• Data about app and page elements:
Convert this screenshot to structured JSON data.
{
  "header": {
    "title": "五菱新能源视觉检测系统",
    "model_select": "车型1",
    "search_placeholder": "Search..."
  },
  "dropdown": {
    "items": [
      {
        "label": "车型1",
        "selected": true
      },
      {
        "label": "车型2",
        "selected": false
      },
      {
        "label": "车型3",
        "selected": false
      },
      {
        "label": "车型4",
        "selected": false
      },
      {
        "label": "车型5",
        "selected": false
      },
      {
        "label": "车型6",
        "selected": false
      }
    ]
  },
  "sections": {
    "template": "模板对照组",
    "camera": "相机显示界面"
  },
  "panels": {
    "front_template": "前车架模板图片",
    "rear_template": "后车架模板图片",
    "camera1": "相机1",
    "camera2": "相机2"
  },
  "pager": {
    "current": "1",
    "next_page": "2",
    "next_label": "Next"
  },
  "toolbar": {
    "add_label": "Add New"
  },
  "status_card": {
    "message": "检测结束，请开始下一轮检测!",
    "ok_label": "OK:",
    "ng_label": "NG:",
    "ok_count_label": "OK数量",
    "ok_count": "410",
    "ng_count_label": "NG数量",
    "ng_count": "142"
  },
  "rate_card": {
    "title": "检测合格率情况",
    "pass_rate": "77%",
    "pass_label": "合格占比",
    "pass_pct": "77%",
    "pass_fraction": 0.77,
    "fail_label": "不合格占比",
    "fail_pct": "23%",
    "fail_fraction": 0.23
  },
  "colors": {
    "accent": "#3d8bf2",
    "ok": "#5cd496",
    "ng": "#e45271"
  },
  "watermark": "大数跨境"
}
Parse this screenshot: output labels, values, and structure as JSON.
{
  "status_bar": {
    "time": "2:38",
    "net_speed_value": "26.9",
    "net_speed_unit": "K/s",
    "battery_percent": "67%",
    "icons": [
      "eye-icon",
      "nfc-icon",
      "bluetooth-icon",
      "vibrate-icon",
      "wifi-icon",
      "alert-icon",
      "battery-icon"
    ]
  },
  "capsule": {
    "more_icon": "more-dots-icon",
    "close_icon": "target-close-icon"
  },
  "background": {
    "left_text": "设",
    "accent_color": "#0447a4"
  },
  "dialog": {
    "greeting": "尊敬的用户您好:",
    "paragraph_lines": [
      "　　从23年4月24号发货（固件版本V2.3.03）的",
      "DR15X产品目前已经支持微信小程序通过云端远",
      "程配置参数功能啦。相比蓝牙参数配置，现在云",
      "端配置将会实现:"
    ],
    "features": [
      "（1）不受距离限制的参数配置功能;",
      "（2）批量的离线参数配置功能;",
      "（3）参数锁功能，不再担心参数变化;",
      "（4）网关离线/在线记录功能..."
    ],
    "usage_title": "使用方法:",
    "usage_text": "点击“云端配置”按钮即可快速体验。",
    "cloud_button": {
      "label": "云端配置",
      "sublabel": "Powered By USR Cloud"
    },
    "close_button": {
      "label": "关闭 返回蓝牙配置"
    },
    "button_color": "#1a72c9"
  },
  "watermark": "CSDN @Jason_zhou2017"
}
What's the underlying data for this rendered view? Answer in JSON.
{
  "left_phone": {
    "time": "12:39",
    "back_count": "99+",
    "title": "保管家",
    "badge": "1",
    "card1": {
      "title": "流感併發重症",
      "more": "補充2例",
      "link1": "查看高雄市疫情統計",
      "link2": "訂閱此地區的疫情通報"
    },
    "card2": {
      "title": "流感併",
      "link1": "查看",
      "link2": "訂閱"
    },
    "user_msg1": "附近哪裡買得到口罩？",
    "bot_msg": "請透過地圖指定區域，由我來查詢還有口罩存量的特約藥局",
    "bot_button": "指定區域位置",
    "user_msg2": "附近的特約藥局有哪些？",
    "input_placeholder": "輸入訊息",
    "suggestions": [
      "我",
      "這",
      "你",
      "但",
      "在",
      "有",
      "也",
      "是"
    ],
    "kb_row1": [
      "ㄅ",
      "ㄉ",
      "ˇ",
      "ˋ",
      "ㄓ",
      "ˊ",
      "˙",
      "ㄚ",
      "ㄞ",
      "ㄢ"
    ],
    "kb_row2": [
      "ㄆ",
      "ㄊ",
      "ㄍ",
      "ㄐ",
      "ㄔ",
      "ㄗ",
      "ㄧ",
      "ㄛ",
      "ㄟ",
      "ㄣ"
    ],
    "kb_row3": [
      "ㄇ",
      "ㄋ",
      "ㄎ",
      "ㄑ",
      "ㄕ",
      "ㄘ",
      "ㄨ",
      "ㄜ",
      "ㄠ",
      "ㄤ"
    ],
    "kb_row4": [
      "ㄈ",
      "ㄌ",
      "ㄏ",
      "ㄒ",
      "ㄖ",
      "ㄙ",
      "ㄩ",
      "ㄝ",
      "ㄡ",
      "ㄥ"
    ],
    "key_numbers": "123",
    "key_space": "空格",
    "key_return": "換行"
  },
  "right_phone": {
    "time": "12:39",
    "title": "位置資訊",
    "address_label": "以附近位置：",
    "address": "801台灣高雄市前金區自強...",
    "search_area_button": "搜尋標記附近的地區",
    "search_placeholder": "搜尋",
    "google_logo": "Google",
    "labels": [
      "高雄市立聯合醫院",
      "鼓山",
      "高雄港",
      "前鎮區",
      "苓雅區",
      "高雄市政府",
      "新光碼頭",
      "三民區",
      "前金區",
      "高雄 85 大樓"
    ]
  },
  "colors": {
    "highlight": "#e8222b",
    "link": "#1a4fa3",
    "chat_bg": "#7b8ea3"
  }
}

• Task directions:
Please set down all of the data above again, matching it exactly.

• Written response:
Convert this screenshot to structured JSON data.
{
  "header": {
    "title": "五菱新能源视觉检测系统",
    "model_select": "车型1",
    "search_placeholder": "Search..."
  },
  "dropdown": {
    "items": [
      {
        "label": "车型1",
        "selected": true
      },
      {
        "label": "车型2",
        "selected": false
      },
      {
        "label": "车型3",
        "selected": false
      },
      {
        "label": "车型4",
        "selected": false
      },
      {
        "label": "车型5",
        "selected": false
      },
      {
        "label": "车型6",
        "selected": false
      }
    ]
  },
  "sections": {
    "template": "模板对照组",
    "camera": "相机显示界面"
  },
  "panels": {
    "front_template": "前车架模板图片",
    "rear_template": "后车架模板图片",
    "camera1": "相机1",
    "camera2": "相机2"
  },
  "pager": {
    "current": "1",
    "next_page": "2",
    "next_label": "Next"
  },
  "toolbar": {
    "add_label": "Add New"
  },
  "status_card": {
    "message": "检测结束，请开始下一轮检测!",
    "ok_label": "OK:",
    "ng_label": "NG:",
    "ok_count_label": "OK数量",
    "ok_count": "410",
    "ng_count_label": "NG数量",
    "ng_count": "142"
  },
  "rate_card": {
    "title": "检测合格率情况",
    "pass_rate": "77%",
    "pass_label": "合格占比",
    "pass_pct": "77%",
    "pass_fraction": 0.77,
    "fail_label": "不合格占比",
    "fail_pct": "23%",
    "fail_fraction": 0.23
  },
  "colors": {
    "accent": "#3d8bf2",
    "ok": "#5cd496",
    "ng": "#e45271"
  },
  "watermark": "大数跨境"
}
Parse this screenshot: output labels, values, and structure as JSON.
{
  "status_bar": {
    "time": "2:38",
    "net_speed_value": "26.9",
    "net_speed_unit": "K/s",
    "battery_percent": "67%",
    "icons": [
      "eye-icon",
      "nfc-icon",
      "bluetooth-icon",
      "vibrate-icon",
      "wifi-icon",
      "alert-icon",
      "battery-icon"
    ]
  },
  "capsule": {
    "more_icon": "more-dots-icon",
    "close_icon": "target-close-icon"
  },
  "background": {
    "left_text": "设",
    "accent_color": "#0447a4"
  },
  "dialog": {
    "greeting": "尊敬的用户您好:",
    "paragraph_lines": [
      "　　从23年4月24号发货（固件版本V2.3.03）的",
      "DR15X产品目前已经支持微信小程序通过云端远",
      "程配置参数功能啦。相比蓝牙参数配置，现在云",
      "端配置将会实现:"
    ],
    "features": [
      "（1）不受距离限制的参数配置功能;",
      "（2）批量的离线参数配置功能;",
      "（3）参数锁功能，不再担心参数变化;",
      "（4）网关离线/在线记录功能..."
    ],
    "usage_title": "使用方法:",
    "usage_text": "点击“云端配置”按钮即可快速体验。",
    "cloud_button": {
      "label": "云端配置",
      "sublabel": "Powered By USR Cloud"
    },
    "close_button": {
      "label": "关闭 返回蓝牙配置"
    },
    "button_color": "#1a72c9"
  },
  "watermark": "CSDN @Jason_zhou2017"
}
What's the underlying data for this rendered view? Answer in JSON.
{
  "left_phone": {
    "time": "12:39",
    "back_count": "99+",
    "title": "保管家",
    "badge": "1",
    "card1": {
      "title": "流感併發重症",
      "more": "補充2例",
      "link1": "查看高雄市疫情統計",
      "link2": "訂閱此地區的疫情通報"
    },
    "card2": {
      "title": "流感併",
      "link1": "查看",
      "link2": "訂閱"
    },
    "user_msg1": "附近哪裡買得到口罩？",
    "bot_msg": "請透過地圖指定區域，由我來查詢還有口罩存量的特約藥局",
    "bot_button": "指定區域位置",
    "user_msg2": "附近的特約藥局有哪些？",
    "input_placeholder": "輸入訊息",
    "suggestions": [
      "我",
      "這",
      "你",
      "但",
      "在",
      "有",
      "也",
      "是"
    ],
    "kb_row1": [
      "ㄅ",
      "ㄉ",
      "ˇ",
      "ˋ",
      "ㄓ",
      "ˊ",
      "˙",
      "ㄚ",
      "ㄞ",
      "ㄢ"
    ],
    "kb_row2": [
      "ㄆ",
      "ㄊ",
      "ㄍ",
      "ㄐ",
      "ㄔ",
      "ㄗ",
      "ㄧ",
      "ㄛ",
      "ㄟ",
      "ㄣ"
    ],
    "kb_row3": [
      "ㄇ",
      "ㄋ",
      "ㄎ",
      "ㄑ",
      "ㄕ",
      "ㄘ",
      "ㄨ",
      "ㄜ",
      "ㄠ",
      "ㄤ"
    ],
    "kb_row4": [
      "ㄈ",
      "ㄌ",
      "ㄏ",
      "ㄒ",
      "ㄖ",
      "ㄙ",
      "ㄩ",
      "ㄝ",
      "ㄡ",
      "ㄥ"
    ],
    "key_numbers": "123",
    "key_space": "空格",
    "key_return": "換行"
  },
  "right_phone": {
    "time": "12:39",
    "title": "位置資訊",
    "address_label": "以附近位置：",
    "address": "801台灣高雄市前金區自強...",
    "search_area_button": "搜尋標記附近的地區",
    "search_placeholder": "搜尋",
    "google_logo": "Google",
    "labels": [
      "高雄市立聯合醫院",
      "鼓山",
      "高雄港",
      "前鎮區",
      "苓雅區",
      "高雄市政府",
      "新光碼頭",
      "三民區",
      "前金區",
      "高雄 85 大樓"
    ]
  },
  "colors": {
    "highlight": "#e8222b",
    "link": "#1a4fa3",
    "chat_bg": "#7b8ea3"
  }
}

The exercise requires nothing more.